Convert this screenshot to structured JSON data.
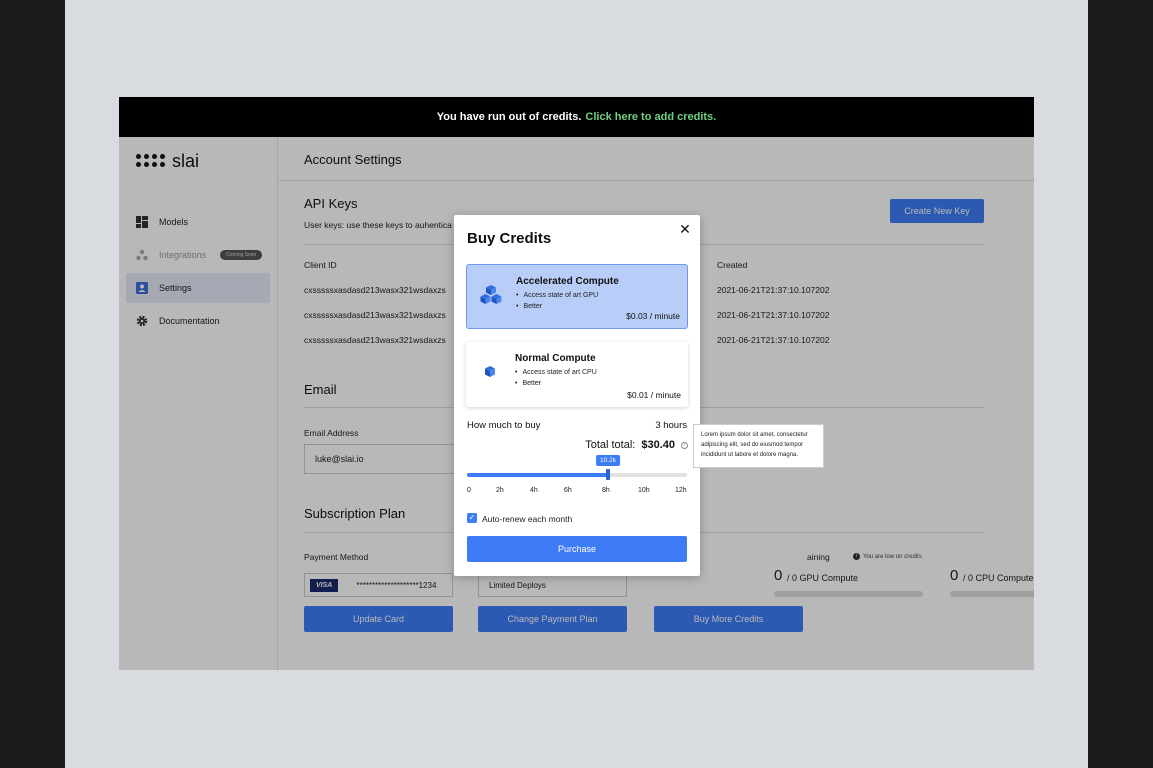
{
  "banner": {
    "message": "You have run out of credits.",
    "link": "Click here to add credits."
  },
  "brand": {
    "name": "slai"
  },
  "sidebar": {
    "items": [
      {
        "label": "Models",
        "icon": "dashboard-icon"
      },
      {
        "label": "Integrations",
        "icon": "integrations-icon",
        "badge": "Coming Soon"
      },
      {
        "label": "Settings",
        "icon": "user-badge-icon"
      },
      {
        "label": "Documentation",
        "icon": "gear-icon"
      }
    ]
  },
  "page": {
    "title": "Account Settings"
  },
  "api_keys": {
    "title": "API Keys",
    "description": "User keys: use these keys to auhentica",
    "create_button": "Create New Key",
    "col_client": "Client ID",
    "col_created": "Created",
    "rows": [
      {
        "client": "cxsssssxasdasd213wasx321wsdaxzs",
        "created": "2021-06-21T21:37:10.107202"
      },
      {
        "client": "cxsssssxasdasd213wasx321wsdaxzs",
        "created": "2021-06-21T21:37:10.107202"
      },
      {
        "client": "cxsssssxasdasd213wasx321wsdaxzs",
        "created": "2021-06-21T21:37:10.107202"
      }
    ]
  },
  "email": {
    "title": "Email",
    "label": "Email Address",
    "value": "luke@slai.io"
  },
  "subscription": {
    "title": "Subscription Plan",
    "payment_label": "Payment Method",
    "card_brand": "VISA",
    "card_number": "********************1234",
    "plan": "Limited Deploys",
    "remaining_label": "aining",
    "low_warning": "You are low on credits",
    "gpu_count": "0",
    "gpu_label": "/ 0 GPU Compute",
    "cpu_count": "0",
    "cpu_label": "/ 0 CPU Compute",
    "update_card": "Update Card",
    "change_plan": "Change Payment Plan",
    "buy_more": "Buy More Credits"
  },
  "modal": {
    "title": "Buy Credits",
    "options": [
      {
        "title": "Accelerated Compute",
        "bullets": [
          "Access state of art GPU",
          "Better"
        ],
        "price": "$0.03 / minute",
        "selected": true
      },
      {
        "title": "Normal Compute",
        "bullets": [
          "Access state of art CPU",
          "Better"
        ],
        "price": "$0.01 / minute",
        "selected": false
      }
    ],
    "how_much": "How much to buy",
    "hours": "3 hours",
    "total_label": "Total total:",
    "total_value": "$30.40",
    "slider_value": "10.2k",
    "slider_fraction": 0.64,
    "ticks": [
      "0",
      "2h",
      "4h",
      "6h",
      "8h",
      "10h",
      "12h"
    ],
    "auto_renew": "Auto-renew each month",
    "auto_renew_checked": true,
    "purchase": "Purchase",
    "tooltip": "Lorem ipsum dolor sit amet, consectetur adipiscing elit, sed do eiusmod tempor incididunt ut labore et dolore magna."
  },
  "colors": {
    "accent": "#3d7cf6",
    "banner_link": "#6fcf7f",
    "selected_card": "#b9cdf9"
  }
}
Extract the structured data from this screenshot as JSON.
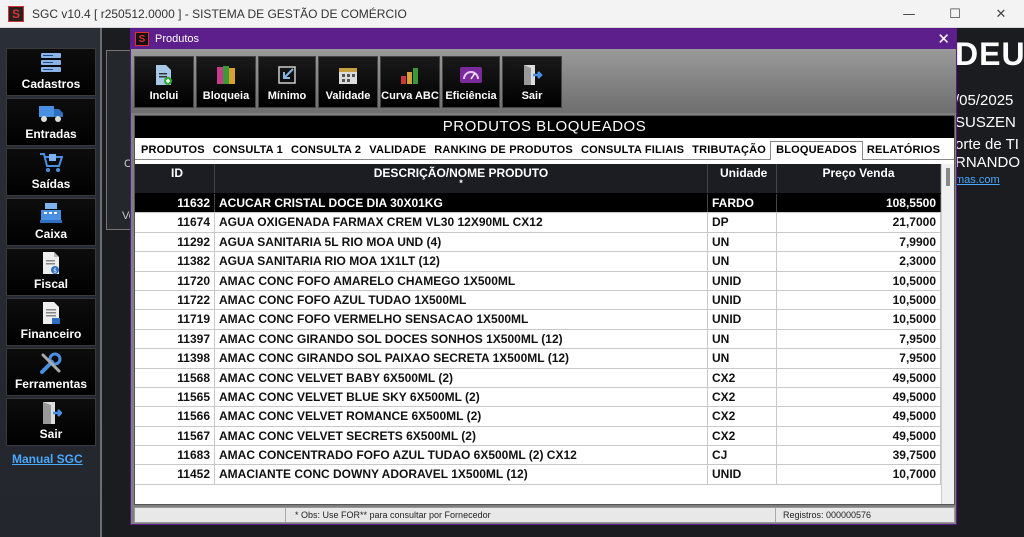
{
  "main_window": {
    "app_badge": "S",
    "title": "SGC v10.4 [ r250512.0000 ] - SISTEMA DE GESTÃO DE COMÉRCIO",
    "controls": {
      "minimize": "—",
      "maximize": "☐",
      "close": "✕"
    }
  },
  "sidebar": {
    "items": [
      {
        "label": "Cadastros",
        "icon": "server-stack-icon"
      },
      {
        "label": "Entradas",
        "icon": "truck-icon"
      },
      {
        "label": "Saídas",
        "icon": "cart-icon"
      },
      {
        "label": "Caixa",
        "icon": "cash-register-icon"
      },
      {
        "label": "Fiscal",
        "icon": "document-dollar-icon"
      },
      {
        "label": "Financeiro",
        "icon": "receipt-icon"
      },
      {
        "label": "Ferramentas",
        "icon": "tools-icon"
      },
      {
        "label": "Sair",
        "icon": "exit-door-icon"
      }
    ],
    "manual_link": "Manual SGC"
  },
  "background": {
    "big_text": "DEU",
    "line1": "/05/2025",
    "line2": "SUSZEN",
    "line3": "orte de TI",
    "line4": "RNANDO",
    "link": "mas.com",
    "letters": [
      "I",
      "C",
      "Ve"
    ]
  },
  "dialog": {
    "badge": "S",
    "title": "Produtos",
    "close": "✕",
    "toolbar": [
      {
        "label": "Inclui",
        "icon": "add-document-icon"
      },
      {
        "label": "Bloqueia",
        "icon": "block-books-icon"
      },
      {
        "label": "Mínimo",
        "icon": "minimum-arrow-icon"
      },
      {
        "label": "Validade",
        "icon": "calendar-icon"
      },
      {
        "label": "Curva ABC",
        "icon": "abc-curve-icon"
      },
      {
        "label": "Eficiência",
        "icon": "efficiency-gauge-icon"
      },
      {
        "label": "Sair",
        "icon": "exit-door-icon"
      }
    ],
    "section_title": "PRODUTOS BLOQUEADOS",
    "tabs": [
      "PRODUTOS",
      "CONSULTA 1",
      "CONSULTA 2",
      "VALIDADE",
      "RANKING DE PRODUTOS",
      "CONSULTA FILIAIS",
      "TRIBUTAÇÃO",
      "BLOQUEADOS",
      "RELATÓRIOS"
    ],
    "active_tab": "BLOQUEADOS",
    "grid": {
      "columns": [
        "ID",
        "DESCRIÇÃO/NOME PRODUTO",
        "Unidade",
        "Preço Venda"
      ],
      "sort_indicator": "*",
      "rows": [
        {
          "id": "11632",
          "desc": "ACUCAR CRISTAL DOCE DIA 30X01KG",
          "un": "FARDO",
          "price": "108,5500"
        },
        {
          "id": "11674",
          "desc": "AGUA OXIGENADA FARMAX CREM VL30 12X90ML  CX12",
          "un": "DP",
          "price": "21,7000"
        },
        {
          "id": "11292",
          "desc": "AGUA SANITARIA 5L RIO MOA UND (4)",
          "un": "UN",
          "price": "7,9900"
        },
        {
          "id": "11382",
          "desc": "AGUA SANITARIA RIO MOA 1X1LT (12)",
          "un": "UN",
          "price": "2,3000"
        },
        {
          "id": "11720",
          "desc": "AMAC CONC FOFO AMARELO CHAMEGO  1X500ML",
          "un": "UNID",
          "price": "10,5000"
        },
        {
          "id": "11722",
          "desc": "AMAC CONC FOFO AZUL TUDAO 1X500ML",
          "un": "UNID",
          "price": "10,5000"
        },
        {
          "id": "11719",
          "desc": "AMAC CONC FOFO VERMELHO SENSACAO 1X500ML",
          "un": "UNID",
          "price": "10,5000"
        },
        {
          "id": "11397",
          "desc": "AMAC CONC GIRANDO SOL DOCES SONHOS 1X500ML (12)",
          "un": "UN",
          "price": "7,9500"
        },
        {
          "id": "11398",
          "desc": "AMAC CONC GIRANDO SOL PAIXAO SECRETA 1X500ML (12)",
          "un": "UN",
          "price": "7,9500"
        },
        {
          "id": "11568",
          "desc": "AMAC CONC VELVET BABY  6X500ML (2)",
          "un": "CX2",
          "price": "49,5000"
        },
        {
          "id": "11565",
          "desc": "AMAC CONC VELVET BLUE SKY  6X500ML (2)",
          "un": "CX2",
          "price": "49,5000"
        },
        {
          "id": "11566",
          "desc": "AMAC CONC VELVET ROMANCE  6X500ML (2)",
          "un": "CX2",
          "price": "49,5000"
        },
        {
          "id": "11567",
          "desc": "AMAC CONC VELVET SECRETS  6X500ML (2)",
          "un": "CX2",
          "price": "49,5000"
        },
        {
          "id": "11683",
          "desc": "AMAC CONCENTRADO FOFO AZUL TUDAO  6X500ML  (2) CX12",
          "un": "CJ",
          "price": "39,7500"
        },
        {
          "id": "11452",
          "desc": "AMACIANTE CONC DOWNY ADORAVEL 1X500ML (12)",
          "un": "UNID",
          "price": "10,7000"
        }
      ],
      "selected_index": 0
    },
    "status": {
      "note": "* Obs: Use FOR** para consultar por Fornecedor",
      "records": "Registros: 000000576"
    }
  }
}
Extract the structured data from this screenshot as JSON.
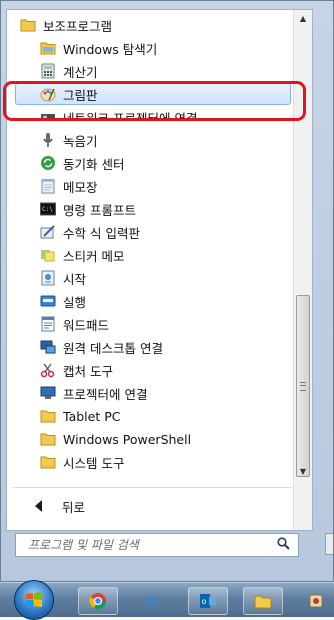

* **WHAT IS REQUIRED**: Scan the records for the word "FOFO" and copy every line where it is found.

* **SOLUTION TO THE EXERCISE**:
          "desc": "AMAC CONC FOFO AMARELO CHAMEGO  1X500ML",
          "desc": "AMAC CONC FOFO AZUL TUDAO 1X500ML",
          "desc": "AMAC CONC FOFO VERMELHO SENSACAO 1X500ML",
          "desc": "AMAC CONCENTRADO FOFO AZUL TUDAO  6X500ML  (2) CX12",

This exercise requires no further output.